Soy intake may affect survival from both lung and breast cancers. A study of 444 patients with lung cancer from the Shanghai Women’s Health Study showed that prediagnosis consumption of soy positively affected lung cancer survival. Compared with women with the median intake of soy, those with the lowest intake had worse survival (adjusted hazard ratio [HR], 1.81), whereas, those with the greatest intake had improved survival (adjusted HR, 0.89). Similarly, a study of 5,042 breast cancer survivors from the Shanghai Breast Cancer Survival Study showed that the highest levels of soy protein intake was linked with decreased risk for mortality (HR, 0.71) and disease recurrence (HR, 0.68) compared with the lowest levels of soy intake. Images Â© Sebastian Kaulitzki (left), naito8 (right) / Shutterstock.com
Data from several Australian studies showed that increased consumption of fish and decreased consumption of processed meat may be associated with a lower risk for ovarian cancer. Researchers looked at data from two case-control studies, a systematic review and a meta-analysis, that included 2,049 women with ovarian cancer and 2,191 controls. Women who ate high levels of processed meat had a significantly increased risk for ovarian cancer in the case-control studies (odds ratio [OR], 1.18) and the meta-analysis (hazard ratio, 1.20); whereas, increased fish intake was linked with a significantly reduced risk for the disease in the case-control studies (OR, 0.76). Images Â© joshya (left), zoryanchik (right) / Shutterstock.com
Participants with colorectal cancer in the Cancer Prevention Study II Nutrition Cohort who reported higher levels of red and processed meat intake prior to their diagnosis were at an increased risk for death. The study included information on dietary patterns from 1992 to 2003 and followed patients until 2010. Of the 2,315 patients with colorectal cancer in the cohort, 966 died during the follow-up period. Comparing the highest and lowest quartiles of red and processed meat consumption, the researchers found that high levels were significantly associated with increased risk of all-cause mortality (relative risk [RR], 1.29) and death from cardiovascular disease (RR, 1.63) compared with the lowest levels. No link with colorectal cancer-specific mortality was found. Images Â© Sebastian Kaulitzki (left), Melnikov Sergey (right) / Shutterstock.com

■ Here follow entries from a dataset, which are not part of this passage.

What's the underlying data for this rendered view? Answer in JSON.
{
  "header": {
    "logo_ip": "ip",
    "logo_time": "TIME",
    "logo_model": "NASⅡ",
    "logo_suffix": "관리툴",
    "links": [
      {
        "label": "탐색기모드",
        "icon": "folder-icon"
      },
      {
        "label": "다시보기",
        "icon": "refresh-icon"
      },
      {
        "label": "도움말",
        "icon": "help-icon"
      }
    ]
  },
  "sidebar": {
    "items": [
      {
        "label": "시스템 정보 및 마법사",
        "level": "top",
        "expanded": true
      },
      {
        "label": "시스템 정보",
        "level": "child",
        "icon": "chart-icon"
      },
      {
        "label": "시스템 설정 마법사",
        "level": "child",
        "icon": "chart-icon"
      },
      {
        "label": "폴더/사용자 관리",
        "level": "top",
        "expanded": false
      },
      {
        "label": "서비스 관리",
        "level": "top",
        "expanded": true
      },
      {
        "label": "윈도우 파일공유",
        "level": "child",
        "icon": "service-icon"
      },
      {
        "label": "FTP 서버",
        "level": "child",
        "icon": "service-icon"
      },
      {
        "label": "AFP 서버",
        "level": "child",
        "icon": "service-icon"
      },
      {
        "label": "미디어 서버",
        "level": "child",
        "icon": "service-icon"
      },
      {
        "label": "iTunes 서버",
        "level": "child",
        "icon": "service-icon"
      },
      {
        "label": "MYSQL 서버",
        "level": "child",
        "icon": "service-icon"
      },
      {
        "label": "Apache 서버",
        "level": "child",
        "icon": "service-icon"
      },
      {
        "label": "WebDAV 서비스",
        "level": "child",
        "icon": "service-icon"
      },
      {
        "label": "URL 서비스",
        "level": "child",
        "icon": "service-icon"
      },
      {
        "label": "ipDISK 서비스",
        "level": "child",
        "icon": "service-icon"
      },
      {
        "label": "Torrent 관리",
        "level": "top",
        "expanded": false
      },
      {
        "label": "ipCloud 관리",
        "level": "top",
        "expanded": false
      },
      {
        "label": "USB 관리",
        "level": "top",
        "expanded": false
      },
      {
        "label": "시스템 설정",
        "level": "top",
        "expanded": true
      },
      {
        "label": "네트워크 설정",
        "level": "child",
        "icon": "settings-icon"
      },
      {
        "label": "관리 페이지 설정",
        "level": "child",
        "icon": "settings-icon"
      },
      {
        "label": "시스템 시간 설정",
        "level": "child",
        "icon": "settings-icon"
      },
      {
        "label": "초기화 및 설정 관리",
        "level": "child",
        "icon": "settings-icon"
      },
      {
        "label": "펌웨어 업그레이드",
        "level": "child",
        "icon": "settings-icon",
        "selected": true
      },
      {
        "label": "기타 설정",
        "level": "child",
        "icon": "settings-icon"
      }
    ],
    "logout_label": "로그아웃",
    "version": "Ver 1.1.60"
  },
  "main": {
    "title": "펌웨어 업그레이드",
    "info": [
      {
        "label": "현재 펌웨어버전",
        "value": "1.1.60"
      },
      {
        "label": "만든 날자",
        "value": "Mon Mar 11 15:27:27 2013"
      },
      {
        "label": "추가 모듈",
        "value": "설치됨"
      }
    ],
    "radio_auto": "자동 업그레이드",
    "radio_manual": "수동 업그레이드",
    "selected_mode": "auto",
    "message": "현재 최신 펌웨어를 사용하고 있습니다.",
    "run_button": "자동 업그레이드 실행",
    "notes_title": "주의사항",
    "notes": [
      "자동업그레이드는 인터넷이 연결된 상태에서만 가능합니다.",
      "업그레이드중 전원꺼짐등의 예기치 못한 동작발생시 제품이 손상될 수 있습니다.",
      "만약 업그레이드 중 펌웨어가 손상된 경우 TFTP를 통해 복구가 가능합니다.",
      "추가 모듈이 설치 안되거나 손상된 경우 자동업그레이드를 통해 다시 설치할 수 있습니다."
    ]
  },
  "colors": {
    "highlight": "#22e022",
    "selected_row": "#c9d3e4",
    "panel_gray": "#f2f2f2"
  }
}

Men with prostate cancer who consumed a “Prudent” diet, which included higher intake of vegetables, fruit, fish, legumes, and whole grains, had a lower all-cause mortality after diagnosis; whereas, men with a “Western” diet who had a higher intake of processed and red meat, high-fat dairy and refined grains had an increased all-cause and prostate cancerâspecific mortality. Researchers looked at dietary patterns and outcomes from 926 men from the Physician’s Health Study who had been diagnosed with nonmetastatic prostate cancer. Among men with a Western diet, those in the highest intake quartile had more than twice the risk for prostate cancer mortality than did those in the lowest quartile (hazard ratio, 2.53). Images Â© R.Iegosyn, Madlen, Aleksandar Mijatovic (left); Sebastian Kaulitzki (right) / Shutterstock.com